This guide offers a sample of the resources available at ASU Library and is intended for research as well as personal education.


Coates, Ta-Nehisi (June 2014). "The Case for Reparations". The Atlantic.

Cobb, Jelani (March 14, 2016). "The Matter of Black Lives". The New Yorker.

Hannah-Jones, Nikole (June 30, 2020). "What is Owed." New York Times.

Hayward, Clarissa Rile. (January 31, 2020). "Disruption: What Is It Good For?" The Journal of Politics.82(2), 448–459.

Lebron, Christopher J. (June 2018). "The Making of Black Lives Matter: A Response". Ethnic and Racial Studies, 41(8), 1447–1452.

Miller, Lisa L. (August 5, 2016). "Black Activists Don't Ignore Crime". The New York Times.

Randall Williams, Caroline (June 26, 2020). "You Want a Confederate Monument? My Body is a Confederate Monument." The New York Times.

Stephen, Bijan (November 2015). "Social Media Helps Black Lives Matter Fight the Power". Wired.

Stevens, Melissa (July 28, 2016). "I'm a GOP Delegate and I Wore a 'Black Lives Matter' Shirt to the RNC". Time.

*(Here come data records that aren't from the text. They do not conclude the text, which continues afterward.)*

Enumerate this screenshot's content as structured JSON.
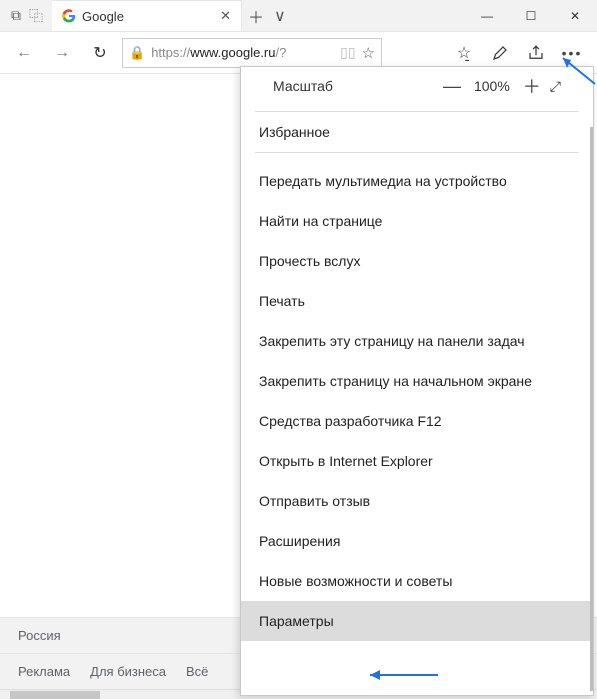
{
  "tab": {
    "title": "Google"
  },
  "url": {
    "prefix": "https://",
    "host": "www.google.ru",
    "path": "/?"
  },
  "zoom": {
    "label": "Масштаб",
    "value": "100%"
  },
  "menu": {
    "favorites": "Избранное",
    "items": [
      "Передать мультимедиа на устройство",
      "Найти на странице",
      "Прочесть вслух",
      "Печать",
      "Закрепить эту страницу на панели задач",
      "Закрепить страницу на начальном экране",
      "Средства разработчика F12",
      "Открыть в Internet Explorer",
      "Отправить отзыв",
      "Расширения",
      "Новые возможности и советы",
      "Параметры"
    ]
  },
  "footer": {
    "country": "Россия",
    "links": [
      "Реклама",
      "Для бизнеса",
      "Всё"
    ]
  }
}
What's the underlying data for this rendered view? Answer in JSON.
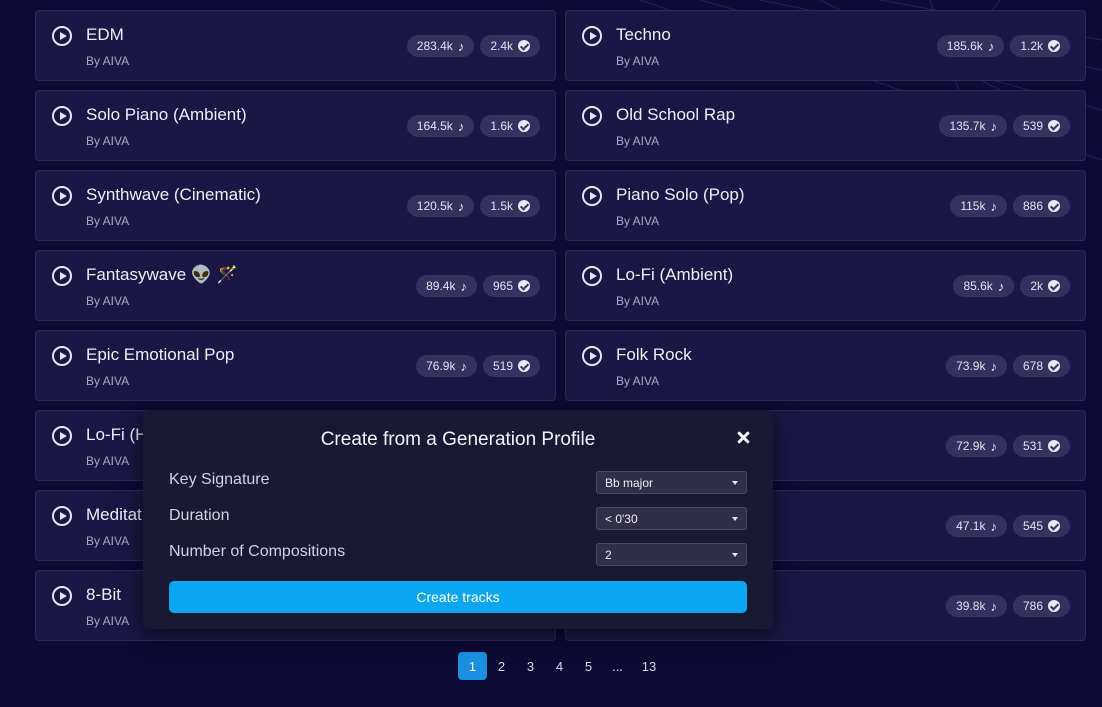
{
  "profiles": [
    {
      "title": "EDM",
      "by": "By AIVA",
      "plays": "283.4k",
      "likes": "2.4k"
    },
    {
      "title": "Techno",
      "by": "By AIVA",
      "plays": "185.6k",
      "likes": "1.2k"
    },
    {
      "title": "Solo Piano (Ambient)",
      "by": "By AIVA",
      "plays": "164.5k",
      "likes": "1.6k"
    },
    {
      "title": "Old School Rap",
      "by": "By AIVA",
      "plays": "135.7k",
      "likes": "539"
    },
    {
      "title": "Synthwave (Cinematic)",
      "by": "By AIVA",
      "plays": "120.5k",
      "likes": "1.5k"
    },
    {
      "title": "Piano Solo (Pop)",
      "by": "By AIVA",
      "plays": "115k",
      "likes": "886"
    },
    {
      "title": "Fantasywave 👽 🪄",
      "by": "By AIVA",
      "plays": "89.4k",
      "likes": "965"
    },
    {
      "title": "Lo-Fi (Ambient)",
      "by": "By AIVA",
      "plays": "85.6k",
      "likes": "2k"
    },
    {
      "title": "Epic Emotional Pop",
      "by": "By AIVA",
      "plays": "76.9k",
      "likes": "519"
    },
    {
      "title": "Folk Rock",
      "by": "By AIVA",
      "plays": "73.9k",
      "likes": "678"
    },
    {
      "title": "Lo-Fi (H",
      "by": "By AIVA",
      "plays": "",
      "likes": ""
    },
    {
      "title": "",
      "by": "",
      "plays": "72.9k",
      "likes": "531"
    },
    {
      "title": "Meditat",
      "by": "By AIVA",
      "plays": "",
      "likes": ""
    },
    {
      "title": "",
      "by": "",
      "plays": "47.1k",
      "likes": "545"
    },
    {
      "title": "8-Bit",
      "by": "By AIVA",
      "plays": "",
      "likes": ""
    },
    {
      "title": "",
      "by": "",
      "plays": "39.8k",
      "likes": "786"
    }
  ],
  "pagination": {
    "pages": [
      "1",
      "2",
      "3",
      "4",
      "5",
      "...",
      "13"
    ],
    "active": "1"
  },
  "modal": {
    "title": "Create from a Generation Profile",
    "fields": [
      {
        "label": "Key Signature",
        "value": "Bb major"
      },
      {
        "label": "Duration",
        "value": "< 0'30"
      },
      {
        "label": "Number of Compositions",
        "value": "2"
      }
    ],
    "submit_label": "Create tracks"
  },
  "icons": {
    "play": "play-circle-icon",
    "plays": "music-note-icon",
    "likes": "check-circle-icon",
    "close": "close-icon",
    "caret": "chevron-down-icon"
  },
  "colors": {
    "background": "#0d0a33",
    "card": "#1b1744",
    "pill": "#35315e",
    "accent": "#0aa6f2",
    "pager_active": "#1d8fe0",
    "modal": "#1a1934"
  }
}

Tillery, Alvin. 2019. "What Kind of Movement is Black Lives Matter? The View from Twitter." Journal of Race, Ethnicity, and Politics.

Towler, C., Crawford, N., & Bennett, R. (2020). "Shut Up and Play: Black Athletes, Protest Politics, and Black Political Action." Perspectives on Politics, 18(1), 111–127.

Black Lives Matter in Photographs

Cole, Teju (July 26, 2016). "The Superhero Photographs of the Black Lives Matter Movement". The New York Times Magazine.

Frishman, Richard. (November 30, 2020). "Hidden in Plain Sight: The Ghosts of Segregation". The New York TImes.

The ASU Library acknowledges the twenty-three Native Nations that have inhabited this land for centuries. Arizona State University's four campuses are located in the Salt River Valley on ancestral territories of Indigenous peoples, including the Akimel O’odham (Pima) and Pee Posh (Maricopa) Indian Communities, whose care and keeping of these lands allows us to be here today. ASU Library acknowledges the sovereignty of these nations and seeks to foster an environment of success and possibility for Native American students and patrons. We are advocates for the incorporation of Indigenous knowledge systems and research methodologies within contemporary library practice. ASU Library welcomes members of the Akimel O’odham and Pee Posh, and all Native nations to the Library.